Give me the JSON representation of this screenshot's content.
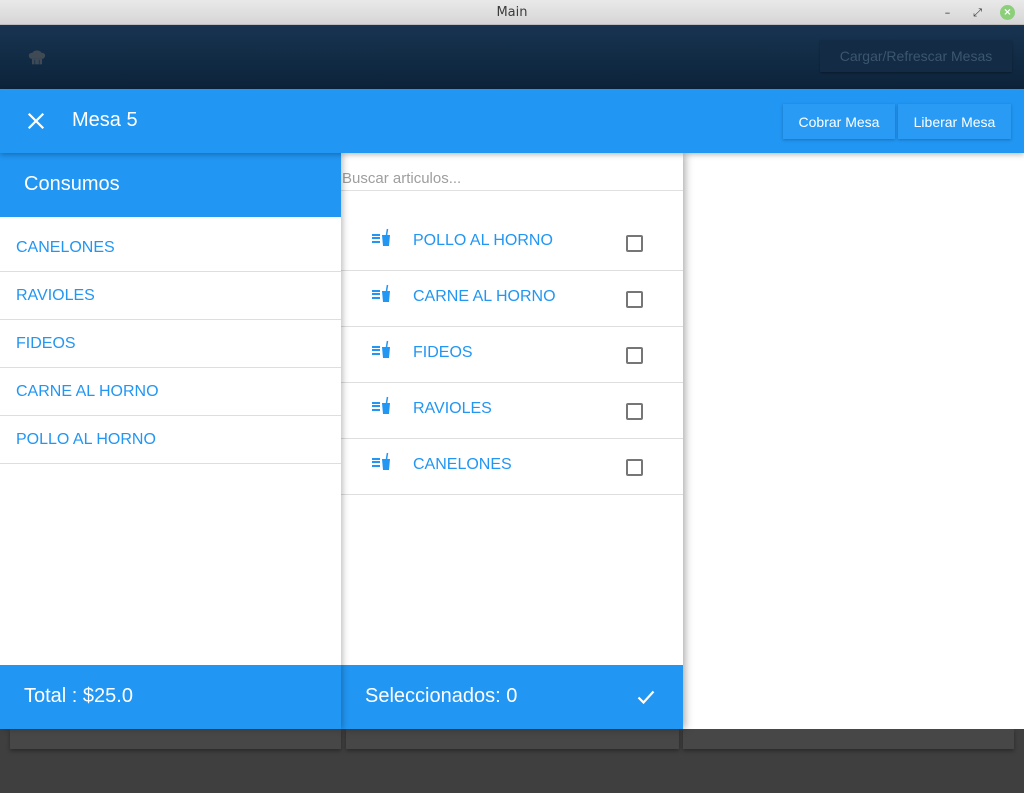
{
  "window": {
    "title": "Main",
    "min_glyph": "–",
    "max_glyph": "⤢",
    "close_glyph": "×"
  },
  "appbar": {
    "refresh_label": "Cargar/Refrescar Mesas",
    "icon": "chef-hat-icon"
  },
  "dialog": {
    "title": "Mesa 5",
    "cobrar_label": "Cobrar Mesa",
    "liberar_label": "Liberar Mesa"
  },
  "consumos": {
    "header": "Consumos",
    "items": [
      "CANELONES",
      "RAVIOLES",
      "FIDEOS",
      "CARNE AL HORNO",
      "POLLO AL HORNO"
    ],
    "total_label": "Total : $25.0"
  },
  "articulos": {
    "search_placeholder": "Buscar articulos...",
    "items": [
      {
        "label": "POLLO AL HORNO",
        "checked": false
      },
      {
        "label": "CARNE AL HORNO",
        "checked": false
      },
      {
        "label": "FIDEOS",
        "checked": false
      },
      {
        "label": "RAVIOLES",
        "checked": false
      },
      {
        "label": "CANELONES",
        "checked": false
      }
    ],
    "icon": "food-drink-icon",
    "selected_label": "Seleccionados: 0"
  },
  "colors": {
    "primary": "#2196f3",
    "appbar": "#0c233a",
    "backdrop": "#3f3f3f"
  }
}
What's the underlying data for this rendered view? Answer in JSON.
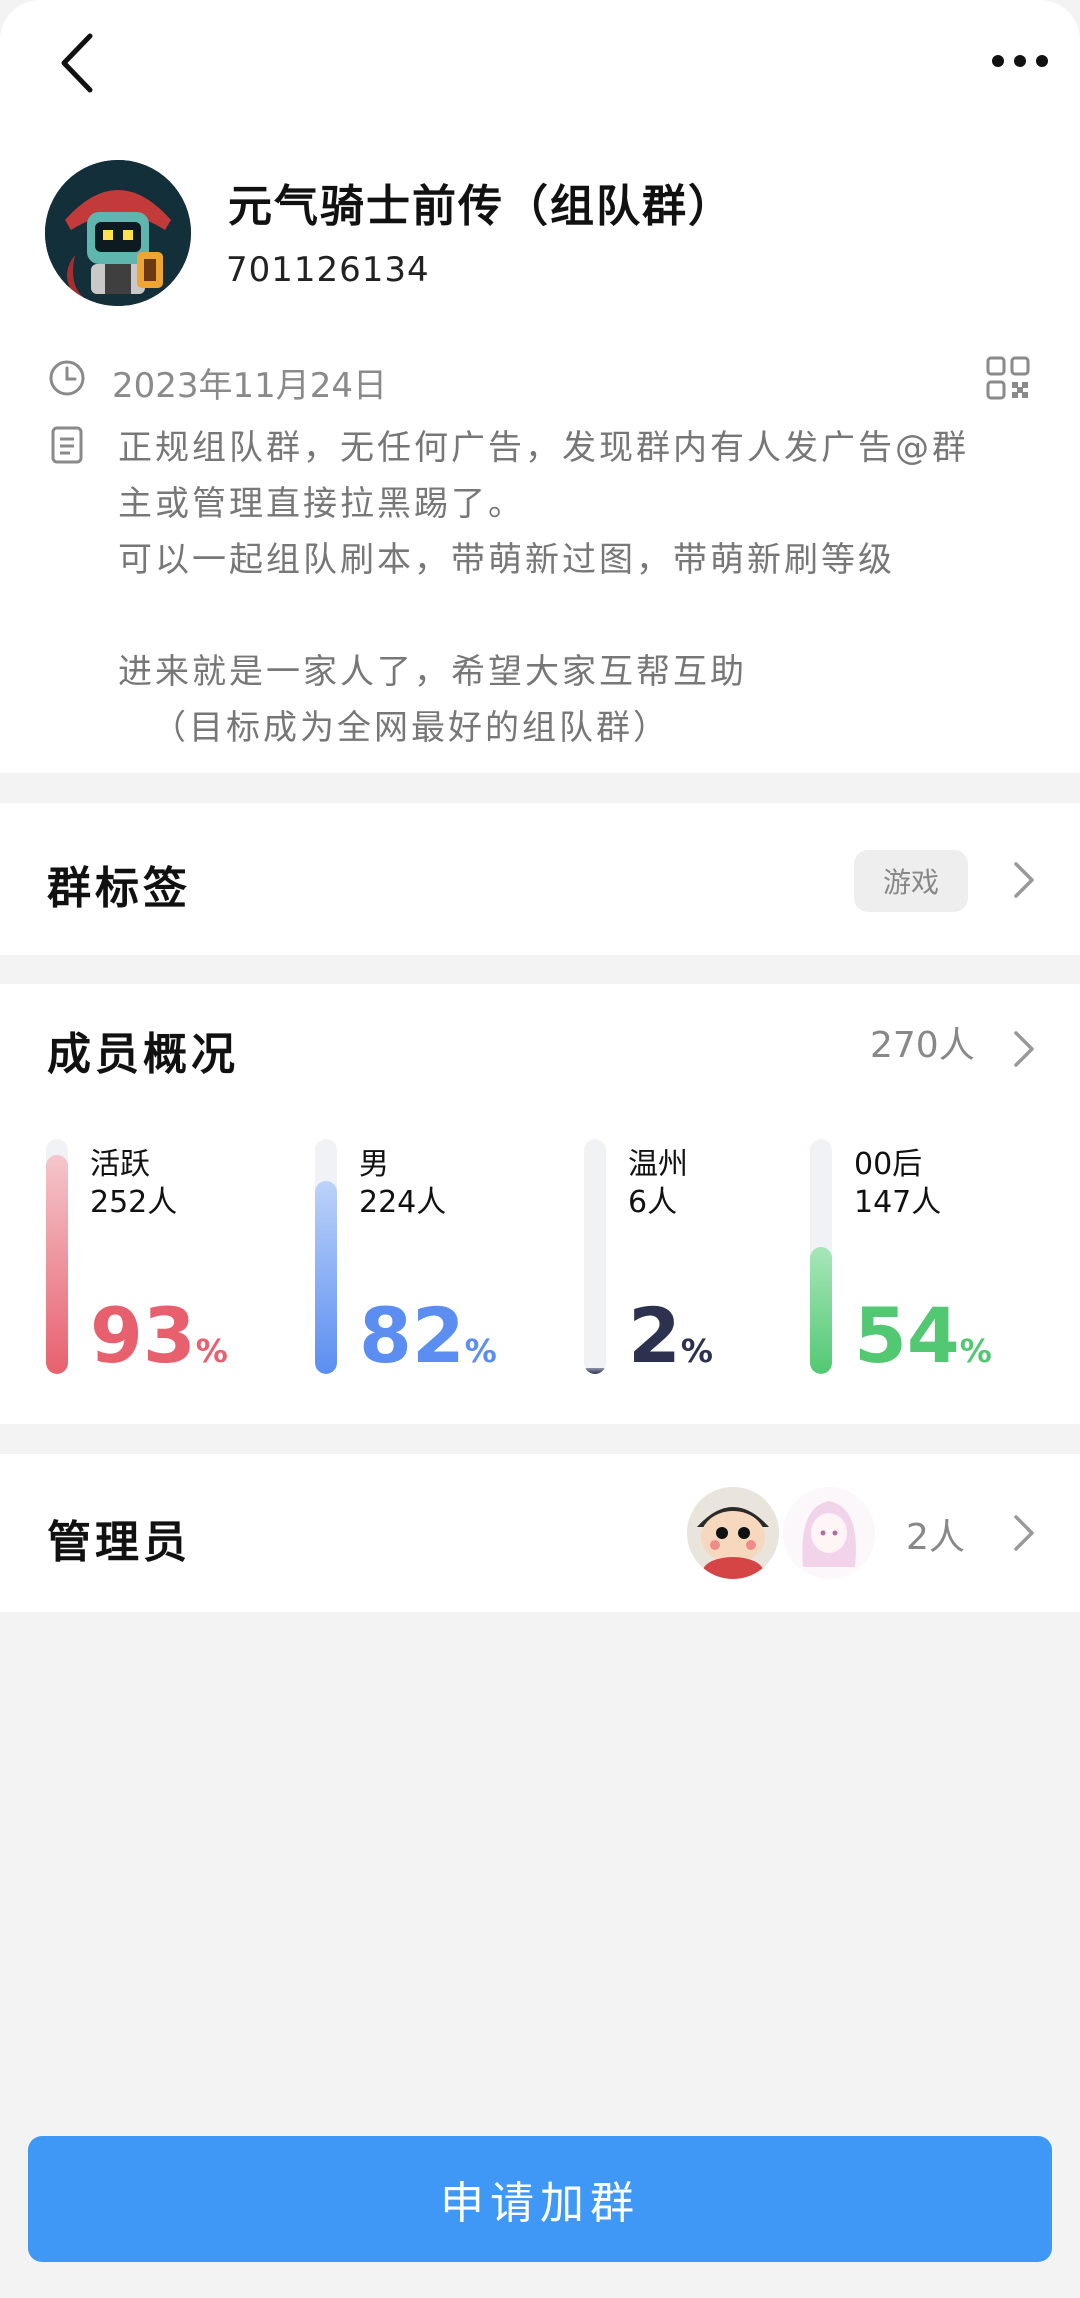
{
  "nav": {
    "back_icon": "chevron-left-icon",
    "more_icon": "more-horizontal-icon"
  },
  "group": {
    "name": "元气骑士前传（组队群）",
    "id": "701126134",
    "avatar_icon": "knight-robot-avatar"
  },
  "info": {
    "date": "2023年11月24日",
    "date_icon": "clock-icon",
    "qr_icon": "qr-code-icon",
    "desc_icon": "document-icon",
    "description_lines": [
      "正规组队群，无任何广告，发现群内有人发广告@群",
      "主或管理直接拉黑踢了。",
      "可以一起组队刷本，带萌新过图，带萌新刷等级",
      "",
      "进来就是一家人了，希望大家互帮互助",
      "（目标成为全网最好的组队群）"
    ]
  },
  "tags": {
    "title": "群标签",
    "tag": "游戏"
  },
  "members": {
    "title": "成员概况",
    "total": "270人",
    "stats": [
      {
        "label": "活跃",
        "count": "252人",
        "percent": 93,
        "color": "#e8606e",
        "track_color": "#f4c6cb"
      },
      {
        "label": "男",
        "count": "224人",
        "percent": 82,
        "color": "#5b8ef0",
        "track_color": "#bcd2fa"
      },
      {
        "label": "温州",
        "count": "6人",
        "percent": 2,
        "color": "#2c3150",
        "track_color": "#8f93a7"
      },
      {
        "label": "00后",
        "count": "147人",
        "percent": 54,
        "color": "#52c873",
        "track_color": "#a8e6b9"
      }
    ],
    "percent_sign": "%"
  },
  "admins": {
    "title": "管理员",
    "count": "2人"
  },
  "join_button": "申请加群",
  "colors": {
    "accent": "#3f97f6",
    "background": "#f3f3f3"
  }
}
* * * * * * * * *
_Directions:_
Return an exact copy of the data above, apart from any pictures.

_Exercise response:_
Give me the JSON representation of this screenshot's content.
{
  "window": {
    "title": "Main",
    "min_glyph": "–",
    "max_glyph": "⤢",
    "close_glyph": "×"
  },
  "appbar": {
    "refresh_label": "Cargar/Refrescar Mesas",
    "icon": "chef-hat-icon"
  },
  "dialog": {
    "title": "Mesa 5",
    "cobrar_label": "Cobrar Mesa",
    "liberar_label": "Liberar Mesa"
  },
  "consumos": {
    "header": "Consumos",
    "items": [
      "CANELONES",
      "RAVIOLES",
      "FIDEOS",
      "CARNE AL HORNO",
      "POLLO AL HORNO"
    ],
    "total_label": "Total : $25.0"
  },
  "articulos": {
    "search_placeholder": "Buscar articulos...",
    "items": [
      {
        "label": "POLLO AL HORNO",
        "checked": false
      },
      {
        "label": "CARNE AL HORNO",
        "checked": false
      },
      {
        "label": "FIDEOS",
        "checked": false
      },
      {
        "label": "RAVIOLES",
        "checked": false
      },
      {
        "label": "CANELONES",
        "checked": false
      }
    ],
    "icon": "food-drink-icon",
    "selected_label": "Seleccionados: 0"
  },
  "colors": {
    "primary": "#2196f3",
    "appbar": "#0c233a",
    "backdrop": "#3f3f3f"
  }
}
What's the underlying data for this rendered view? Answer in JSON.
{
  "nav": {
    "back_icon": "chevron-left-icon",
    "more_icon": "more-horizontal-icon"
  },
  "group": {
    "name": "元气骑士前传（组队群）",
    "id": "701126134",
    "avatar_icon": "knight-robot-avatar"
  },
  "info": {
    "date": "2023年11月24日",
    "date_icon": "clock-icon",
    "qr_icon": "qr-code-icon",
    "desc_icon": "document-icon",
    "description_lines": [
      "正规组队群，无任何广告，发现群内有人发广告@群",
      "主或管理直接拉黑踢了。",
      "可以一起组队刷本，带萌新过图，带萌新刷等级",
      "",
      "进来就是一家人了，希望大家互帮互助",
      "（目标成为全网最好的组队群）"
    ]
  },
  "tags": {
    "title": "群标签",
    "tag": "游戏"
  },
  "members": {
    "title": "成员概况",
    "total": "270人",
    "stats": [
      {
        "label": "活跃",
        "count": "252人",
        "percent": 93,
        "color": "#e8606e",
        "track_color": "#f4c6cb"
      },
      {
        "label": "男",
        "count": "224人",
        "percent": 82,
        "color": "#5b8ef0",
        "track_color": "#bcd2fa"
      },
      {
        "label": "温州",
        "count": "6人",
        "percent": 2,
        "color": "#2c3150",
        "track_color": "#8f93a7"
      },
      {
        "label": "00后",
        "count": "147人",
        "percent": 54,
        "color": "#52c873",
        "track_color": "#a8e6b9"
      }
    ],
    "percent_sign": "%"
  },
  "admins": {
    "title": "管理员",
    "count": "2人"
  },
  "join_button": "申请加群",
  "colors": {
    "accent": "#3f97f6",
    "background": "#f3f3f3"
  }
}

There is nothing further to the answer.